* **Problem description**
Write out all the entries word for word and omit any pictures.

*** Records supplied ***

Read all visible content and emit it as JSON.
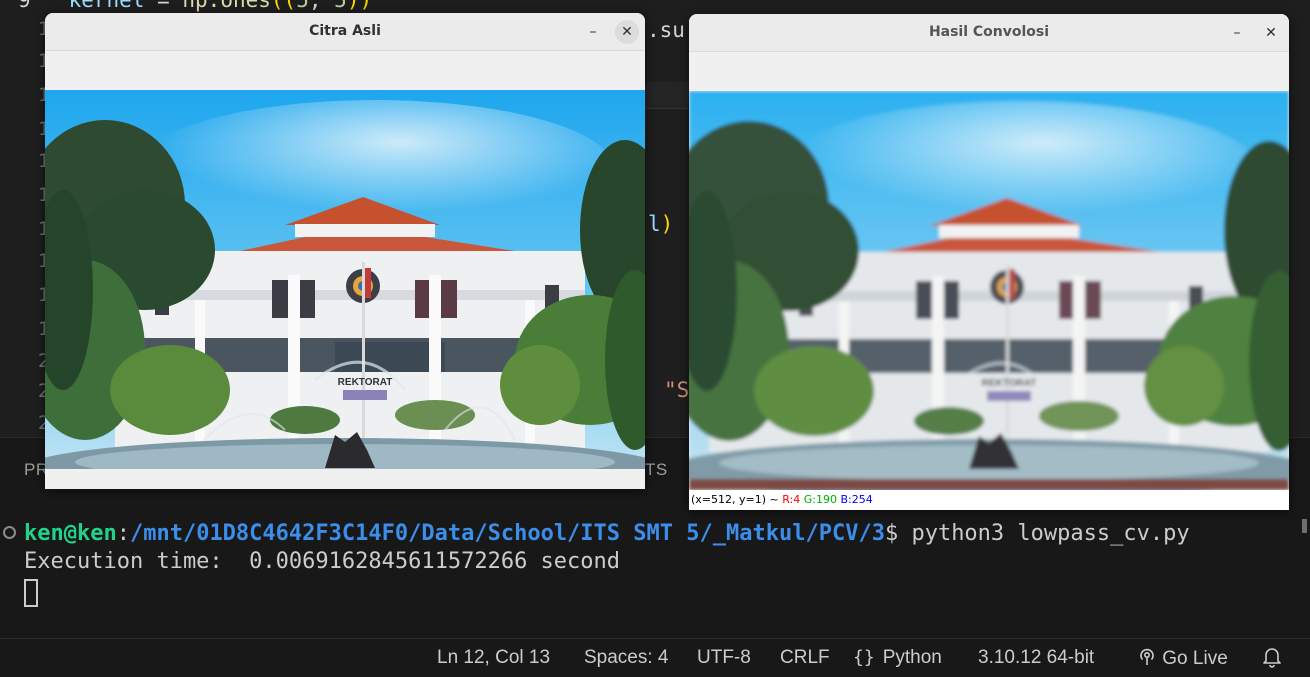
{
  "editor": {
    "gutter": [
      "9",
      "1",
      "1",
      "1",
      "1",
      "1",
      "1",
      "1",
      "1",
      "1",
      "1",
      "1",
      "2",
      "2",
      "2"
    ],
    "line_top": {
      "var": "kernel",
      "op": " = ",
      "fn": "np.ones",
      "p1": "((",
      "n1": "5",
      "sep": ", ",
      "n2": "5",
      "p2": "))"
    },
    "line_su": ".su",
    "line_l": "l)",
    "line_s": "\"S"
  },
  "panel": {
    "tabs": [
      "PR",
      "TS"
    ]
  },
  "terminal": {
    "prompt_user": "ken@ken",
    "prompt_colon": ":",
    "prompt_path": "/mnt/01D8C4642F3C14F0/Data/School/ITS SMT 5/_Matkul/PCV/3",
    "prompt_dollar": "$ ",
    "command": "python3 lowpass_cv.py",
    "output": "Execution time:  0.0069162845611572266 second"
  },
  "status_bar": {
    "position": "Ln 12, Col 13",
    "spaces": "Spaces: 4",
    "encoding": "UTF-8",
    "eol": "CRLF",
    "language_icon": "braces-icon",
    "language": "Python",
    "interpreter": "3.10.12 64-bit",
    "golive_icon": "broadcast-icon",
    "golive": "Go Live",
    "bell_icon": "bell-icon"
  },
  "windows": {
    "original": {
      "title": "Citra Asli",
      "minimize": "–",
      "close": "✕",
      "image_label": "REKTORAT"
    },
    "result": {
      "title": "Hasil Convolosi",
      "minimize": "–",
      "close": "✕",
      "image_label": "REKTORAT",
      "pixel_coord": "(x=512, y=1) ~ ",
      "pixel_r": "R:4",
      "pixel_g": "G:190",
      "pixel_b": "B:254"
    }
  },
  "colors": {
    "editor_bg": "#1e1e1e",
    "terminal_bg": "#181818",
    "prompt_user": "#23d18b",
    "prompt_path": "#3b8eea",
    "window_chrome": "#ebebeb",
    "sky": "#2fb2f0",
    "roof": "#c5512f"
  }
}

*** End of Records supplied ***

* **Answer**
Read all visible content and emit it as JSON.
{
  "editor": {
    "gutter": [
      "9",
      "1",
      "1",
      "1",
      "1",
      "1",
      "1",
      "1",
      "1",
      "1",
      "1",
      "1",
      "2",
      "2",
      "2"
    ],
    "line_top": {
      "var": "kernel",
      "op": " = ",
      "fn": "np.ones",
      "p1": "((",
      "n1": "5",
      "sep": ", ",
      "n2": "5",
      "p2": "))"
    },
    "line_su": ".su",
    "line_l": "l)",
    "line_s": "\"S"
  },
  "panel": {
    "tabs": [
      "PR",
      "TS"
    ]
  },
  "terminal": {
    "prompt_user": "ken@ken",
    "prompt_colon": ":",
    "prompt_path": "/mnt/01D8C4642F3C14F0/Data/School/ITS SMT 5/_Matkul/PCV/3",
    "prompt_dollar": "$ ",
    "command": "python3 lowpass_cv.py",
    "output": "Execution time:  0.0069162845611572266 second"
  },
  "status_bar": {
    "position": "Ln 12, Col 13",
    "spaces": "Spaces: 4",
    "encoding": "UTF-8",
    "eol": "CRLF",
    "language_icon": "braces-icon",
    "language": "Python",
    "interpreter": "3.10.12 64-bit",
    "golive_icon": "broadcast-icon",
    "golive": "Go Live",
    "bell_icon": "bell-icon"
  },
  "windows": {
    "original": {
      "title": "Citra Asli",
      "minimize": "–",
      "close": "✕",
      "image_label": "REKTORAT"
    },
    "result": {
      "title": "Hasil Convolosi",
      "minimize": "–",
      "close": "✕",
      "image_label": "REKTORAT",
      "pixel_coord": "(x=512, y=1) ~ ",
      "pixel_r": "R:4",
      "pixel_g": "G:190",
      "pixel_b": "B:254"
    }
  },
  "colors": {
    "editor_bg": "#1e1e1e",
    "terminal_bg": "#181818",
    "prompt_user": "#23d18b",
    "prompt_path": "#3b8eea",
    "window_chrome": "#ebebeb",
    "sky": "#2fb2f0",
    "roof": "#c5512f"
  }
}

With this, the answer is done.